<<<<
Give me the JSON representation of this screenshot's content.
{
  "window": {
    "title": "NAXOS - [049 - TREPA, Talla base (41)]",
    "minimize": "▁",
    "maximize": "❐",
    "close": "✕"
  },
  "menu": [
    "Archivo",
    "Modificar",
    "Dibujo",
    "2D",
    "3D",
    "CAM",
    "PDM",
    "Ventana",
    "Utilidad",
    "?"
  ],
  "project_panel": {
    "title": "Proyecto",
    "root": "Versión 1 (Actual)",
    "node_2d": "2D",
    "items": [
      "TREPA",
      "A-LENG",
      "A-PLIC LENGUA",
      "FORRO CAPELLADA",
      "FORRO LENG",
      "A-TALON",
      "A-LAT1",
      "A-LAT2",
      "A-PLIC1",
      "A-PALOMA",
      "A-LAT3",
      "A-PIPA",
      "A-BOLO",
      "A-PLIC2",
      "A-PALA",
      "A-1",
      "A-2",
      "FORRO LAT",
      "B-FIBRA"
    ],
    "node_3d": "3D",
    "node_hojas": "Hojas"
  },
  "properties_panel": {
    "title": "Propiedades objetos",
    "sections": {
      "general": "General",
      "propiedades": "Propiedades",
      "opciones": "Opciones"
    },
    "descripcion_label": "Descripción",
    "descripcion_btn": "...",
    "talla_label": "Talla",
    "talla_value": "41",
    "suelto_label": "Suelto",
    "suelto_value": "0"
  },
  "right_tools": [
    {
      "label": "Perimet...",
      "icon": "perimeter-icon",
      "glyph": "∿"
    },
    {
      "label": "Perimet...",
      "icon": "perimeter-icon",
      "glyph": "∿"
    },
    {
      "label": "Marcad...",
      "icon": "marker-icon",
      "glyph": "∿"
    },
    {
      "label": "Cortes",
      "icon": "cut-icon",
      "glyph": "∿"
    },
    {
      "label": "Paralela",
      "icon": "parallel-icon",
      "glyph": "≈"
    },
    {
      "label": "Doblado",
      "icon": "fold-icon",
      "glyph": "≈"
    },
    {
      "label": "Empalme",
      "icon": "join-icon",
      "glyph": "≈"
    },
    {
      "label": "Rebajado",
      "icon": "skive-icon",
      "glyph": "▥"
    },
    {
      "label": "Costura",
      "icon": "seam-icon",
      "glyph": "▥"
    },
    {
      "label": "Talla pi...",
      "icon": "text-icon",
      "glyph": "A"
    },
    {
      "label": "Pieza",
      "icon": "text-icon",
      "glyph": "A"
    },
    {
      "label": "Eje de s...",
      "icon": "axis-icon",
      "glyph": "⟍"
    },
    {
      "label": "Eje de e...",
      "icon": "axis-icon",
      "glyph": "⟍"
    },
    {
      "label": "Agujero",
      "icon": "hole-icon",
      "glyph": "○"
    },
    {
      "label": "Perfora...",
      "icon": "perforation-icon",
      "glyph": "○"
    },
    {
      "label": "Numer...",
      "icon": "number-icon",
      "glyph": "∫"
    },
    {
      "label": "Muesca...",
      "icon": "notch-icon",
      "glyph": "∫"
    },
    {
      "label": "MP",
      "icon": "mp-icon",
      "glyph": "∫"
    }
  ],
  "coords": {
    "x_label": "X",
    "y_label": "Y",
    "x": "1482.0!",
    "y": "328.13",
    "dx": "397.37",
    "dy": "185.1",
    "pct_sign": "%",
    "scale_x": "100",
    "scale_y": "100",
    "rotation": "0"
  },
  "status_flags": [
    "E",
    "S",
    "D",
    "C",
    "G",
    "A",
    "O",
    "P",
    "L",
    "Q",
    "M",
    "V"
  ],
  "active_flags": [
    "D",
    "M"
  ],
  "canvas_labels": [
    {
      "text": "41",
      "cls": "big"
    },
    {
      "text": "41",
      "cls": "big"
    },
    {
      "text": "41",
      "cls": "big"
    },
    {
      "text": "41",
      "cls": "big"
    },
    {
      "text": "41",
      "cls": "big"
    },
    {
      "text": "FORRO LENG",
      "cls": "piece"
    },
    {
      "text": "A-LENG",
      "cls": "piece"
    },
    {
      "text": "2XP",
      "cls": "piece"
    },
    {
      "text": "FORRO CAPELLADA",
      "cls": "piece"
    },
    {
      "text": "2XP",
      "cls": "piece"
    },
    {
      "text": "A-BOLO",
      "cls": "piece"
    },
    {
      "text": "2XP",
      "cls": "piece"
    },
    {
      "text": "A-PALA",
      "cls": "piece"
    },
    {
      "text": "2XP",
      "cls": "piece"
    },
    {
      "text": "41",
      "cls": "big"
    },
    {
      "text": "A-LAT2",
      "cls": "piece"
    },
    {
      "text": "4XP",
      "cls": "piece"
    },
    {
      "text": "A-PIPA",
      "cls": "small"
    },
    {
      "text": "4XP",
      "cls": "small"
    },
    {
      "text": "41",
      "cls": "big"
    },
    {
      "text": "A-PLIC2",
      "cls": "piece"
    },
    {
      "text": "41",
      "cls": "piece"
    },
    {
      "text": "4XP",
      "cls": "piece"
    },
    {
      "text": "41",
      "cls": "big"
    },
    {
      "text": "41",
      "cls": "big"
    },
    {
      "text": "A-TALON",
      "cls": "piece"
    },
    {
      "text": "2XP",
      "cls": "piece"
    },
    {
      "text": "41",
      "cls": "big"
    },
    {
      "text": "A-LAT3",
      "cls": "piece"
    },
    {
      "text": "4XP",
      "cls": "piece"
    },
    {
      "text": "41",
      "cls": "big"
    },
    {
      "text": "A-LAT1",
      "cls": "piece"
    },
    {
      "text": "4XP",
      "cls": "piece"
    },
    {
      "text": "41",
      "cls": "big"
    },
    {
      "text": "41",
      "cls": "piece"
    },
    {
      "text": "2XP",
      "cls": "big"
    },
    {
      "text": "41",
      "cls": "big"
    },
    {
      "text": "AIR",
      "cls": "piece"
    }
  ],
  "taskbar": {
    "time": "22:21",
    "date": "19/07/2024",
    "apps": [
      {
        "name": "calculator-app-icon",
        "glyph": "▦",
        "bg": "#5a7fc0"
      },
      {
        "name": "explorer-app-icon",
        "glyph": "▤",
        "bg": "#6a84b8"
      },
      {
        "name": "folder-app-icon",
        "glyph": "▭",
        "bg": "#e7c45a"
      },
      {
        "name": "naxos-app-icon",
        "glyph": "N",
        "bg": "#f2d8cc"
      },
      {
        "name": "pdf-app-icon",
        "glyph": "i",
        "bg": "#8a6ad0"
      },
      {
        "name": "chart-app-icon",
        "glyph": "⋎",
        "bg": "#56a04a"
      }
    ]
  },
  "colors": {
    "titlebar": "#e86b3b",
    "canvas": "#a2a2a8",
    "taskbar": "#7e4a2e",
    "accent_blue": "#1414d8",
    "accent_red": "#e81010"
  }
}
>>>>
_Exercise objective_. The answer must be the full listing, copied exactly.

_Task solution_.
Give me the JSON representation of this screenshot's content.
{
  "window": {
    "title": "NAXOS - [049 - TREPA, Talla base (41)]",
    "minimize": "▁",
    "maximize": "❐",
    "close": "✕"
  },
  "menu": [
    "Archivo",
    "Modificar",
    "Dibujo",
    "2D",
    "3D",
    "CAM",
    "PDM",
    "Ventana",
    "Utilidad",
    "?"
  ],
  "project_panel": {
    "title": "Proyecto",
    "root": "Versión 1 (Actual)",
    "node_2d": "2D",
    "items": [
      "TREPA",
      "A-LENG",
      "A-PLIC LENGUA",
      "FORRO CAPELLADA",
      "FORRO LENG",
      "A-TALON",
      "A-LAT1",
      "A-LAT2",
      "A-PLIC1",
      "A-PALOMA",
      "A-LAT3",
      "A-PIPA",
      "A-BOLO",
      "A-PLIC2",
      "A-PALA",
      "A-1",
      "A-2",
      "FORRO LAT",
      "B-FIBRA"
    ],
    "node_3d": "3D",
    "node_hojas": "Hojas"
  },
  "properties_panel": {
    "title": "Propiedades objetos",
    "sections": {
      "general": "General",
      "propiedades": "Propiedades",
      "opciones": "Opciones"
    },
    "descripcion_label": "Descripción",
    "descripcion_btn": "...",
    "talla_label": "Talla",
    "talla_value": "41",
    "suelto_label": "Suelto",
    "suelto_value": "0"
  },
  "right_tools": [
    {
      "label": "Perimet...",
      "icon": "perimeter-icon",
      "glyph": "∿"
    },
    {
      "label": "Perimet...",
      "icon": "perimeter-icon",
      "glyph": "∿"
    },
    {
      "label": "Marcad...",
      "icon": "marker-icon",
      "glyph": "∿"
    },
    {
      "label": "Cortes",
      "icon": "cut-icon",
      "glyph": "∿"
    },
    {
      "label": "Paralela",
      "icon": "parallel-icon",
      "glyph": "≈"
    },
    {
      "label": "Doblado",
      "icon": "fold-icon",
      "glyph": "≈"
    },
    {
      "label": "Empalme",
      "icon": "join-icon",
      "glyph": "≈"
    },
    {
      "label": "Rebajado",
      "icon": "skive-icon",
      "glyph": "▥"
    },
    {
      "label": "Costura",
      "icon": "seam-icon",
      "glyph": "▥"
    },
    {
      "label": "Talla pi...",
      "icon": "text-icon",
      "glyph": "A"
    },
    {
      "label": "Pieza",
      "icon": "text-icon",
      "glyph": "A"
    },
    {
      "label": "Eje de s...",
      "icon": "axis-icon",
      "glyph": "⟍"
    },
    {
      "label": "Eje de e...",
      "icon": "axis-icon",
      "glyph": "⟍"
    },
    {
      "label": "Agujero",
      "icon": "hole-icon",
      "glyph": "○"
    },
    {
      "label": "Perfora...",
      "icon": "perforation-icon",
      "glyph": "○"
    },
    {
      "label": "Numer...",
      "icon": "number-icon",
      "glyph": "∫"
    },
    {
      "label": "Muesca...",
      "icon": "notch-icon",
      "glyph": "∫"
    },
    {
      "label": "MP",
      "icon": "mp-icon",
      "glyph": "∫"
    }
  ],
  "coords": {
    "x_label": "X",
    "y_label": "Y",
    "x": "1482.0!",
    "y": "328.13",
    "dx": "397.37",
    "dy": "185.1",
    "pct_sign": "%",
    "scale_x": "100",
    "scale_y": "100",
    "rotation": "0"
  },
  "status_flags": [
    "E",
    "S",
    "D",
    "C",
    "G",
    "A",
    "O",
    "P",
    "L",
    "Q",
    "M",
    "V"
  ],
  "active_flags": [
    "D",
    "M"
  ],
  "canvas_labels": [
    {
      "text": "41",
      "cls": "big"
    },
    {
      "text": "41",
      "cls": "big"
    },
    {
      "text": "41",
      "cls": "big"
    },
    {
      "text": "41",
      "cls": "big"
    },
    {
      "text": "41",
      "cls": "big"
    },
    {
      "text": "FORRO LENG",
      "cls": "piece"
    },
    {
      "text": "A-LENG",
      "cls": "piece"
    },
    {
      "text": "2XP",
      "cls": "piece"
    },
    {
      "text": "FORRO CAPELLADA",
      "cls": "piece"
    },
    {
      "text": "2XP",
      "cls": "piece"
    },
    {
      "text": "A-BOLO",
      "cls": "piece"
    },
    {
      "text": "2XP",
      "cls": "piece"
    },
    {
      "text": "A-PALA",
      "cls": "piece"
    },
    {
      "text": "2XP",
      "cls": "piece"
    },
    {
      "text": "41",
      "cls": "big"
    },
    {
      "text": "A-LAT2",
      "cls": "piece"
    },
    {
      "text": "4XP",
      "cls": "piece"
    },
    {
      "text": "A-PIPA",
      "cls": "small"
    },
    {
      "text": "4XP",
      "cls": "small"
    },
    {
      "text": "41",
      "cls": "big"
    },
    {
      "text": "A-PLIC2",
      "cls": "piece"
    },
    {
      "text": "41",
      "cls": "piece"
    },
    {
      "text": "4XP",
      "cls": "piece"
    },
    {
      "text": "41",
      "cls": "big"
    },
    {
      "text": "41",
      "cls": "big"
    },
    {
      "text": "A-TALON",
      "cls": "piece"
    },
    {
      "text": "2XP",
      "cls": "piece"
    },
    {
      "text": "41",
      "cls": "big"
    },
    {
      "text": "A-LAT3",
      "cls": "piece"
    },
    {
      "text": "4XP",
      "cls": "piece"
    },
    {
      "text": "41",
      "cls": "big"
    },
    {
      "text": "A-LAT1",
      "cls": "piece"
    },
    {
      "text": "4XP",
      "cls": "piece"
    },
    {
      "text": "41",
      "cls": "big"
    },
    {
      "text": "41",
      "cls": "piece"
    },
    {
      "text": "2XP",
      "cls": "big"
    },
    {
      "text": "41",
      "cls": "big"
    },
    {
      "text": "AIR",
      "cls": "piece"
    }
  ],
  "taskbar": {
    "time": "22:21",
    "date": "19/07/2024",
    "apps": [
      {
        "name": "calculator-app-icon",
        "glyph": "▦",
        "bg": "#5a7fc0"
      },
      {
        "name": "explorer-app-icon",
        "glyph": "▤",
        "bg": "#6a84b8"
      },
      {
        "name": "folder-app-icon",
        "glyph": "▭",
        "bg": "#e7c45a"
      },
      {
        "name": "naxos-app-icon",
        "glyph": "N",
        "bg": "#f2d8cc"
      },
      {
        "name": "pdf-app-icon",
        "glyph": "i",
        "bg": "#8a6ad0"
      },
      {
        "name": "chart-app-icon",
        "glyph": "⋎",
        "bg": "#56a04a"
      }
    ]
  },
  "colors": {
    "titlebar": "#e86b3b",
    "canvas": "#a2a2a8",
    "taskbar": "#7e4a2e",
    "accent_blue": "#1414d8",
    "accent_red": "#e81010"
  }
}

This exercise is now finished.